When it comes to divorce, Texas is a “no-fault” state. This means that you do not have to state a ground when you file a petition for divorce. You only have to say that your marriage has become “insupportable because of discord or conflict of personality”. In other words, you can divorce for the simple reason that you and your spouse don’t get along with each other. The question of possible marital misconduct by one spouse does not come into play until later in the process, when property division and alimony issues are decided. When looking at these issues, the court can take marital misconduct factors into consideration. This means that a no-fault divorce can result in something other than a 50-50 split in community property.
For example, what if a spouse has transferred community property to a relative after the divorce petition was filed without telling the other spouse? What if a spouse has used community assets to purchase lavish gifts for a lover? What if a spouse has wasted a large amount of community assets because of a gambling or drug problem?

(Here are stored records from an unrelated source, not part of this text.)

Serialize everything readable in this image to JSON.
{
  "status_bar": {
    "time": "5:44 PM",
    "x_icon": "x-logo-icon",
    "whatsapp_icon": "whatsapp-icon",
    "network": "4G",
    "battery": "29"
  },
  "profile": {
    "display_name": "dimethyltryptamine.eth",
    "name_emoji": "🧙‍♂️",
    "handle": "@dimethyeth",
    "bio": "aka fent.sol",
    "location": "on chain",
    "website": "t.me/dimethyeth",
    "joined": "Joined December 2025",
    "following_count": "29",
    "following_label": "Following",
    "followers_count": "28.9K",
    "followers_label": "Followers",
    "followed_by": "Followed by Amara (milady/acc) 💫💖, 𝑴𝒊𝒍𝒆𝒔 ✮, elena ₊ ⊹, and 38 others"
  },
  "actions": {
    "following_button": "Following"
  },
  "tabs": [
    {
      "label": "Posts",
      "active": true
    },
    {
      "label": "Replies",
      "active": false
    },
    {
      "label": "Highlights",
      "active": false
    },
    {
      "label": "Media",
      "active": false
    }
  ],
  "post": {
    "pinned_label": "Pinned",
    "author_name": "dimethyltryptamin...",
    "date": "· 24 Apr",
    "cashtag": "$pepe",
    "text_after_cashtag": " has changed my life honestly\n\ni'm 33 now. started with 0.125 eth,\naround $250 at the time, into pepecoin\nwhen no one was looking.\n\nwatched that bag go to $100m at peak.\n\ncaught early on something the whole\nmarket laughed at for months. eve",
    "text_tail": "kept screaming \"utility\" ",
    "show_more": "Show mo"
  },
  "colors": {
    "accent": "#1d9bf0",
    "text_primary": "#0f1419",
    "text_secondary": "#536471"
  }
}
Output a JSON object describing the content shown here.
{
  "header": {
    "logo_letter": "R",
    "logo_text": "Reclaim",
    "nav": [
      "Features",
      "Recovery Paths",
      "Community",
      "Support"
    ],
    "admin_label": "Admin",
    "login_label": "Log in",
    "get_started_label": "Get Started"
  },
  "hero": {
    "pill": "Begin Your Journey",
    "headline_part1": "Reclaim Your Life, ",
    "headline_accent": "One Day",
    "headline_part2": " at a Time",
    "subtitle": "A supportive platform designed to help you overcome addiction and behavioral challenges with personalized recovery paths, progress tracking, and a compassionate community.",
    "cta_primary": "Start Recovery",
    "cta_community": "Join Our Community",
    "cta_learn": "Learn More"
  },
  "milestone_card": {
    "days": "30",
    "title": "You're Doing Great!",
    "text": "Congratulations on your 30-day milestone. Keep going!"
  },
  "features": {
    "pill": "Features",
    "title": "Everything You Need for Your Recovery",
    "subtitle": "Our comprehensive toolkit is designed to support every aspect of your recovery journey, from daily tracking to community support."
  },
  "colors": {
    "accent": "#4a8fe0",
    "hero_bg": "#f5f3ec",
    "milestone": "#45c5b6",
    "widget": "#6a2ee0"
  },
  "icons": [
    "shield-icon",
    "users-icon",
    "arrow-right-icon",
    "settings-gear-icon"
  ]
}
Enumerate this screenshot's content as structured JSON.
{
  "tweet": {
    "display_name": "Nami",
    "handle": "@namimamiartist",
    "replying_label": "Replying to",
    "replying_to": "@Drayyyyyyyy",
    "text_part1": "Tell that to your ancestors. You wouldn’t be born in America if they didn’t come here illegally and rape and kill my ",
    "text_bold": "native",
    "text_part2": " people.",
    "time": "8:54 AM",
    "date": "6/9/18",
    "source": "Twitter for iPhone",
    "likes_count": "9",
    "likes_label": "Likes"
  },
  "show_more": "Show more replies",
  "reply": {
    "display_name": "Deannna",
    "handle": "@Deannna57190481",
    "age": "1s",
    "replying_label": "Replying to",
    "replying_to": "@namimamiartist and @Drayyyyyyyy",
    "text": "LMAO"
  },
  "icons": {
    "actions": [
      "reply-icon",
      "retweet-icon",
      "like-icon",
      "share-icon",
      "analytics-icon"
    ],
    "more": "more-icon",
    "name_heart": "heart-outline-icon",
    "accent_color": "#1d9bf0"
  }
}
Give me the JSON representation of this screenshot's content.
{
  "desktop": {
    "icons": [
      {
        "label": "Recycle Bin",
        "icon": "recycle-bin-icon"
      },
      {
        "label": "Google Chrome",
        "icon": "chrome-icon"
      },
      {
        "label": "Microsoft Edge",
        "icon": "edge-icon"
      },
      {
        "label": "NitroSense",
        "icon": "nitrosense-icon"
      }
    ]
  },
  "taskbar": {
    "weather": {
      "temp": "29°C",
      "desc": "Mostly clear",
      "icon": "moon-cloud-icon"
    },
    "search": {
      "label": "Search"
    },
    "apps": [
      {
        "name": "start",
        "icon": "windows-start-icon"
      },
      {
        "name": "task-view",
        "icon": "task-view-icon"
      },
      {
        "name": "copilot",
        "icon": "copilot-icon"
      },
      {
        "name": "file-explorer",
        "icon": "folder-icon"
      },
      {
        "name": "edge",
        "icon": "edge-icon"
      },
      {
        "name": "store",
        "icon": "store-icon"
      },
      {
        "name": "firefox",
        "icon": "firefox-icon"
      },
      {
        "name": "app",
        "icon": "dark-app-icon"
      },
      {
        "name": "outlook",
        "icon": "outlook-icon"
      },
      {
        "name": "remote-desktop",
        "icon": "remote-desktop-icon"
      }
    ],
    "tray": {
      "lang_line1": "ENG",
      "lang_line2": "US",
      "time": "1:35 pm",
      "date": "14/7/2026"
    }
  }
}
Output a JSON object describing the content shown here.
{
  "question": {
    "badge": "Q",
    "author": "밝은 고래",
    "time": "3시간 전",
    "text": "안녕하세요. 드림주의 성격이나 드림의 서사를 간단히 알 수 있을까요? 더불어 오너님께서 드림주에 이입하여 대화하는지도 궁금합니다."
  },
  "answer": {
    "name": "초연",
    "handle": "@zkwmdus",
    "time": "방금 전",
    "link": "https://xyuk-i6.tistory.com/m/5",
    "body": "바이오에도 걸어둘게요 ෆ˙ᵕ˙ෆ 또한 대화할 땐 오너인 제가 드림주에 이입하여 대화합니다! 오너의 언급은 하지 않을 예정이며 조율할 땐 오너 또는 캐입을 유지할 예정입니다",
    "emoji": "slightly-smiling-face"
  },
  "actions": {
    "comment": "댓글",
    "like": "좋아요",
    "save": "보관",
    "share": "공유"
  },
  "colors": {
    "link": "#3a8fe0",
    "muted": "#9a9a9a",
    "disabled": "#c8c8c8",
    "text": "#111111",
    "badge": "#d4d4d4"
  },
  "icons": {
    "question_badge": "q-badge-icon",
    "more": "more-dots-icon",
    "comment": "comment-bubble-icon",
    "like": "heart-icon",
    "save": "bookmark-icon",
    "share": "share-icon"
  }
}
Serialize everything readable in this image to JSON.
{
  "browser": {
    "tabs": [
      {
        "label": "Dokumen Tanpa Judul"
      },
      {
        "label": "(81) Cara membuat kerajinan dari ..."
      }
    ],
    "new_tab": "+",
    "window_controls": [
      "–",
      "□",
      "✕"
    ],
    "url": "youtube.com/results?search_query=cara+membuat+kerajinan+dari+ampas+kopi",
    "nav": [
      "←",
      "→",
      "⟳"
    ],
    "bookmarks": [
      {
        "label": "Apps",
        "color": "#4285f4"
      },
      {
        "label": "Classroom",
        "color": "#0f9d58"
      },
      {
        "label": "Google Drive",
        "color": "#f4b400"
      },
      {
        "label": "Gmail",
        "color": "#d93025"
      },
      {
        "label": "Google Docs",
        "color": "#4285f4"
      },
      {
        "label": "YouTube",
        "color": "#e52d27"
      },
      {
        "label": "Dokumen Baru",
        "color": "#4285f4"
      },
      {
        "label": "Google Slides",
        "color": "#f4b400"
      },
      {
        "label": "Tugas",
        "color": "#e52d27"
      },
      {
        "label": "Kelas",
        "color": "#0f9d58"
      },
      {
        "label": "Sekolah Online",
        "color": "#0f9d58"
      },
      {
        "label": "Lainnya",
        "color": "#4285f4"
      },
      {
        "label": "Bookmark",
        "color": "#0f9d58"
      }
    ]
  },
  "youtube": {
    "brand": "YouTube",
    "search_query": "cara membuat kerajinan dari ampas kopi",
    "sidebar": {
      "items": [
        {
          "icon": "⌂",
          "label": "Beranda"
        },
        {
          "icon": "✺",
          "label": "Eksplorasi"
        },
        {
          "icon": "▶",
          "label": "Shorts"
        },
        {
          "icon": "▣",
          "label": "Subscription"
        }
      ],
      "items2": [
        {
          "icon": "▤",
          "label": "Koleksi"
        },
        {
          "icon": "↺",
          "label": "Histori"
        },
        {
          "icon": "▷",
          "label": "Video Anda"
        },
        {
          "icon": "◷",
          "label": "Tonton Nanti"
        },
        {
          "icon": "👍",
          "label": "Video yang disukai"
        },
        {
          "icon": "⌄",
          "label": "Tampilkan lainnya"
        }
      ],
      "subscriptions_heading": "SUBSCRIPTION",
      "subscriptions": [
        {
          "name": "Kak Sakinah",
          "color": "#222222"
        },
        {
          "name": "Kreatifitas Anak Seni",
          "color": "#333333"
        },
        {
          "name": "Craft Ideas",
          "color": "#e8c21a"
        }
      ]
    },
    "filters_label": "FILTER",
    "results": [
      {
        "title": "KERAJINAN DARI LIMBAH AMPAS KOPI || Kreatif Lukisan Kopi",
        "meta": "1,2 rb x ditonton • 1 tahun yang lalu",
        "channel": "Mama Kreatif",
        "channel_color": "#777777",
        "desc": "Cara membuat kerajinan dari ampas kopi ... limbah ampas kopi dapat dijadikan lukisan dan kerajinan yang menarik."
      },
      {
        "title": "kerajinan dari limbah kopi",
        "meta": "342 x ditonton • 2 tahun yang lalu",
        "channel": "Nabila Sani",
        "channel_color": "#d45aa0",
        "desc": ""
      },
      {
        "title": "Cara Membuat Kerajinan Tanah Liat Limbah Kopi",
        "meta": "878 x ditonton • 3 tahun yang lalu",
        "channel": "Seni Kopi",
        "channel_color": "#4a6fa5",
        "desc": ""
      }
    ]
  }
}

In these situations, the court may award the wronged spouse with a disproportionate share of community assets, or require the offending spouse to pay higher alimony than he or she would ordinarily have to pay. The services of a private investigator or forensic accountant may be required to obtain evidence of such misconduct.